As soon as we stepped foot on the ferry, I popped a Dramamine. We found a seat and within moments the meds kicked in and I was passed out in the comfy reclining chair. At some stage, Roel blew up our NEMO pads and Fillos, unrolled my sleeping bag and somehow maneuvered my body onto the pad between the rows of seats. (I think most people had opted to upgrade for a cabin, which left us with nearly a full row of seats to ourselves.)

Port of Colon

Our pads were practically camouflaged between the ferry rows

14 hours later, I awoke to freshly brewed coffee (yes, I really am very spoiled) and enjoyed the rest of the ferry ride. Roel, unaffectedly by sea-sickness, roamed the ship for much of the night and day and was quite impressed by the boat.

When we arrived in Cartagena, we rode the bikes off of the boat and onto a holding pier. We went through Migracion, and then handed over our bike paperwork, etc. to a DIAN official who took care of arranging our bike importation (they even paid for copies to be made for us - lovely!).


Everything was going smoothly until only half of the group got insurance paperwork and we were told that the insurance office had only been able to process half of them before closing. CLOSING until 11am the next day!!!

Walking back to the ferry and our rides while the sun sets behind the port. About to find out that only half of us have gotten lucky.

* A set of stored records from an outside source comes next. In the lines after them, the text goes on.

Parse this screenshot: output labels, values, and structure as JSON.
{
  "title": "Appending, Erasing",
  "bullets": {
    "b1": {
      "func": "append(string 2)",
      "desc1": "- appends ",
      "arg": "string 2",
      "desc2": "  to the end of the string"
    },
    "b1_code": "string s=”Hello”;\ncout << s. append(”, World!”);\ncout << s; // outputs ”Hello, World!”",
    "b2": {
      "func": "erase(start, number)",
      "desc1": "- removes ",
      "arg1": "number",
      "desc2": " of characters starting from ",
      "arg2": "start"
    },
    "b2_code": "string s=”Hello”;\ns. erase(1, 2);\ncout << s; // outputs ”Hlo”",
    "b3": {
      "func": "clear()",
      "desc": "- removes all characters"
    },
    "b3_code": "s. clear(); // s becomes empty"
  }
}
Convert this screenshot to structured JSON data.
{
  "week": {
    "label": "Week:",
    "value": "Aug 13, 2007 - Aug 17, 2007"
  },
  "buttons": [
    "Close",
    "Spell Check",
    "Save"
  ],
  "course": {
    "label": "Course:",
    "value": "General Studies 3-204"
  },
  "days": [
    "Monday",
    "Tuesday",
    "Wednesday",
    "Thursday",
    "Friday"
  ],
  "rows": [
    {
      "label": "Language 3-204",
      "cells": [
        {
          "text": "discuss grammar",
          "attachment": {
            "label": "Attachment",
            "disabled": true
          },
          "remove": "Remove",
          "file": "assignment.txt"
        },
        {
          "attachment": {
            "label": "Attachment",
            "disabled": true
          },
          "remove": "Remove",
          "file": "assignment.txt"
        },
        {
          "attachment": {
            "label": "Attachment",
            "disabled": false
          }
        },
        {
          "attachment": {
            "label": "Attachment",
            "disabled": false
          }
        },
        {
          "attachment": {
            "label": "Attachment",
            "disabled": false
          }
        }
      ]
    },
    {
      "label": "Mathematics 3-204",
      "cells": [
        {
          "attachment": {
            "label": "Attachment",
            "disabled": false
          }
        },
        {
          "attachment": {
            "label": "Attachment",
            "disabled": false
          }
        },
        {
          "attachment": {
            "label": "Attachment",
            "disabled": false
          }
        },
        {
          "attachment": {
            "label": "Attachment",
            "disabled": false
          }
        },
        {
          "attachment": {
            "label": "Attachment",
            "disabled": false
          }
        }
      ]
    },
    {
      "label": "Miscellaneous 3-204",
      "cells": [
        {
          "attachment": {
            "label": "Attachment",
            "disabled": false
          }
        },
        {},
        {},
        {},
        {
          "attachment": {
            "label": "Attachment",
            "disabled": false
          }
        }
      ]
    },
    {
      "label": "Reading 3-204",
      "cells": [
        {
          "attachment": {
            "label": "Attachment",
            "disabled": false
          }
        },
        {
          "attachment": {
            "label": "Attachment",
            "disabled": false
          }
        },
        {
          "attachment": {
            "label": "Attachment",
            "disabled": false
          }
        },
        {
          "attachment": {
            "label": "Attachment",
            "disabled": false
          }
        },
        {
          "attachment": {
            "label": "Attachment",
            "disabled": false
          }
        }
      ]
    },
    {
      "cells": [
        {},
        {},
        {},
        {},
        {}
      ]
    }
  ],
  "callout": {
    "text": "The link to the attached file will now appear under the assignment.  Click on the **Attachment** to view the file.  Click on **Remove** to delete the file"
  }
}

So thus began the process of figuring out where to leave Roel’s bike (I had insurance). Against our norm, we had booked/paid for a hotel room and 1. wanted a shower and 2. didn’t want to lose out on the $25. The other stranded overlanders offered to keep an eye on the Twin and after we locked him up with every lock we had available, we headed into the city for our first night in Colombia.